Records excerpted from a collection
▼
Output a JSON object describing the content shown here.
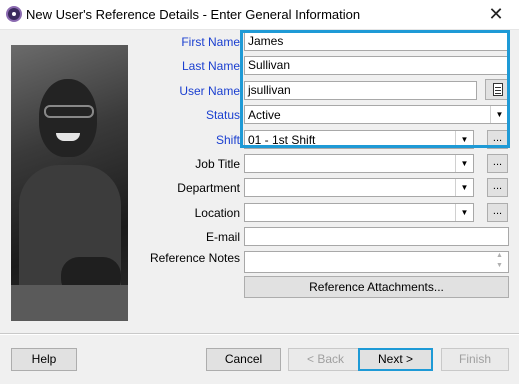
{
  "window": {
    "title": "New User's Reference Details - Enter General Information",
    "close_glyph": "✕"
  },
  "form": {
    "first_name": {
      "label": "First Name",
      "value": "James"
    },
    "last_name": {
      "label": "Last Name",
      "value": "Sullivan"
    },
    "user_name": {
      "label": "User Name",
      "value": "jsullivan"
    },
    "status": {
      "label": "Status",
      "value": "Active"
    },
    "shift": {
      "label": "Shift",
      "value": "01 - 1st Shift"
    },
    "job_title": {
      "label": "Job Title",
      "value": ""
    },
    "department": {
      "label": "Department",
      "value": ""
    },
    "location": {
      "label": "Location",
      "value": ""
    },
    "email": {
      "label": "E-mail",
      "value": ""
    },
    "reference_notes": {
      "label": "Reference Notes",
      "value": ""
    },
    "ellipsis": "..."
  },
  "buttons": {
    "reference_attachments": "Reference Attachments...",
    "help": "Help",
    "cancel": "Cancel",
    "back": "< Back",
    "next": "Next >",
    "finish": "Finish"
  },
  "colors": {
    "required_label": "#1a3fd0",
    "focus_highlight": "#1e9ad6",
    "dialog_bg": "#f0f0f0"
  },
  "icons": {
    "app": "app-icon",
    "close": "close-icon",
    "dropdown": "chevron-down-icon",
    "lookup": "document-icon"
  }
}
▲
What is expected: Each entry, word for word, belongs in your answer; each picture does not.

Answer space:
Output a JSON object describing the content shown here.
{
  "window": {
    "title": "New User's Reference Details - Enter General Information",
    "close_glyph": "✕"
  },
  "form": {
    "first_name": {
      "label": "First Name",
      "value": "James"
    },
    "last_name": {
      "label": "Last Name",
      "value": "Sullivan"
    },
    "user_name": {
      "label": "User Name",
      "value": "jsullivan"
    },
    "status": {
      "label": "Status",
      "value": "Active"
    },
    "shift": {
      "label": "Shift",
      "value": "01 - 1st Shift"
    },
    "job_title": {
      "label": "Job Title",
      "value": ""
    },
    "department": {
      "label": "Department",
      "value": ""
    },
    "location": {
      "label": "Location",
      "value": ""
    },
    "email": {
      "label": "E-mail",
      "value": ""
    },
    "reference_notes": {
      "label": "Reference Notes",
      "value": ""
    },
    "ellipsis": "..."
  },
  "buttons": {
    "reference_attachments": "Reference Attachments...",
    "help": "Help",
    "cancel": "Cancel",
    "back": "< Back",
    "next": "Next >",
    "finish": "Finish"
  },
  "colors": {
    "required_label": "#1a3fd0",
    "focus_highlight": "#1e9ad6",
    "dialog_bg": "#f0f0f0"
  },
  "icons": {
    "app": "app-icon",
    "close": "close-icon",
    "dropdown": "chevron-down-icon",
    "lookup": "document-icon"
  }
}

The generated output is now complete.